In-depth function explanation (Old write-up from the function's author.)

Size and Sharpness

The graining part of adptvgrnMod is the same as GrainFactory3's; it creates a "blank" (midway point of bit depth) clip at a resolution defined by the size parameter, then scales that via a bicubic kernel that uses b and c values determined by sharp:

$$\mathrm{grain\ width} = \mathrm{mod}4 \left( \frac{\mathrm{clip\ width}}{\mathrm{size}} \right)$$

For example, with a 1920x1080 clip and a size value of 1.5:

$$ \mathrm{mod}4 \left( \frac{1920}{1.5} \right) = 1280 $$

This determines the size of the frame the grainer operates on.

Now, the bicubic kernel's parameters are determined:

$$ b = \frac{\mathrm{sharp}}{-50} + 1 $$ $$ c = \frac{1 - b}{2} $$

This means that for the default sharp of 50, a Catmull-Rom filter is used:

$$ b = 0, \qquad c = 0.5 $$

Values under 50 will tend towards B-Spline (b=1, c=0), while ones above 50 will tend towards b=-1, c=1. As such, for a Mitchell (b=1/3, c=1/3) filter, one would require sharp of 100/3.

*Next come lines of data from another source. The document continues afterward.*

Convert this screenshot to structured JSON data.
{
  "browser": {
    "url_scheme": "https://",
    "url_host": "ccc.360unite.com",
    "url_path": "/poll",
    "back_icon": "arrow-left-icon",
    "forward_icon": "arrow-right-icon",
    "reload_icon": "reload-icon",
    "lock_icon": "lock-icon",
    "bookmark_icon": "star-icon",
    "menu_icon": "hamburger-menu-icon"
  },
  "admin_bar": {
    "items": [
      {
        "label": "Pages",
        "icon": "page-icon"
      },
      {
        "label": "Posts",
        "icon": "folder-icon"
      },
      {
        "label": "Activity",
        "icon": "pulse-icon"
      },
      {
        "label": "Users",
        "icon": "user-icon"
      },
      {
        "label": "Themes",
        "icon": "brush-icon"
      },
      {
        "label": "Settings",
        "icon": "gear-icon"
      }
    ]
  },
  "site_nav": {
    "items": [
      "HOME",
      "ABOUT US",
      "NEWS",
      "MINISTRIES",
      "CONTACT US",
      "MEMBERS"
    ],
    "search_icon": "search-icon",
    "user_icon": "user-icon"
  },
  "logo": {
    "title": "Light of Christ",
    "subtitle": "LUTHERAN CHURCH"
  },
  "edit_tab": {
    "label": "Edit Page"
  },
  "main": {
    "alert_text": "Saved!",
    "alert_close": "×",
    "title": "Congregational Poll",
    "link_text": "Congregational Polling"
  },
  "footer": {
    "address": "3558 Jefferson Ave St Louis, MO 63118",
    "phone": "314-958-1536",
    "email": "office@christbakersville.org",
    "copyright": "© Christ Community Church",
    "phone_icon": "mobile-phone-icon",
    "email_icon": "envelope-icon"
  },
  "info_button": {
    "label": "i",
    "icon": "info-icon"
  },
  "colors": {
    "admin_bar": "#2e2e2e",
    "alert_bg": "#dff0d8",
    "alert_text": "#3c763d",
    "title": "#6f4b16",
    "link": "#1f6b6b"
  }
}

The grained "blank" clip is then resized to the input clip's resolution with this kernel. If size is greater than 1.5, an additional resizer call is added before the upscale to the input resolution:

$$ \mathrm{pre\ width} = \mathrm{mod}4 \left( \frac{\mathrm{clip\ width} + \mathrm{grain\ width}}{2} \right) $$

With our resolutions so far (assuming we did this for size 1.5), this would be 1600. This means with size 2, where this preprocessing would actually occur, our grain would go through the following resolutions:

$$ 960 \rightarrow 1440 \rightarrow 1920 $$

Fade Edges

The fade_edges parameter introduces the option to attempt to maintain overall average image brightness, similar to ideal dithering. It does so by limiting the graining at the edges of the clip's range. This is done via the following expression:

x y neutral - abs - low < x y neutral - abs + high > or
x y neutral - x + ?

Here, x is the input clip, y is the grained clip, neutral is the midway point from the previously grained clip, and low and high are the edges of the range (e.g. 16 and 235 for 8-bit luma). Converted from postfix to infix notation, this reads:

\[x = x\ \mathtt{if}\ x - \mathrm{abs}(y - neutral) < low\ \mathtt{or}\ x - \mathrm{abs}(y - neutral) > high\ \mathtt{else}\ x + (y - neutral)\]

The effect here is that all grain that wouldn't be clipped during output regardless of whether it grains in a positive or negative direction remains, while grain that would pass the plane's limits isn't taken.

In addition to this parameter, protect_neutral is also available. This parameter protects "neutral" chroma (i.e. chroma for shades of gray) from being grained. To do this, it takes advantage of AddGrainC working according to a Guassian distribution, which means that $$max\ value = 3 \times \sigma$$ (sigma being the standard deviation - the strength or cstrength parameter) is with 99.73% certainty the largest deviated value from the norm (0). This means we can perform a similar operation to the one for fade_edges to keep the midways from being grained. To do this, we resize the input clip to 4:4:4 and use the following expression:

\[\begin{align}x \leq (low + max\ value)\ \mathtt{or}\ x \geq (high - max\ value)\ \mathtt{and}\\ \mathrm{abs}(y - neutral) \leq max\ value\ \mathtt{and}\ \mathrm{abs}(z - neutral) \leq max\ value \end{align}\]

With x, y, z being each of the three planes. If the statement is true, the input clip is returned, else the grained clip is returned.

I originally thought the logic behind protect_neutral would also work well for fade_edges, but I then realized this would completely remove grain near the edges instead of fading it.

Now, the input clip and grained clip (which was merged via std.MergeDiff, which is x - y - neutral) can be merged via the adaptive_grain mask.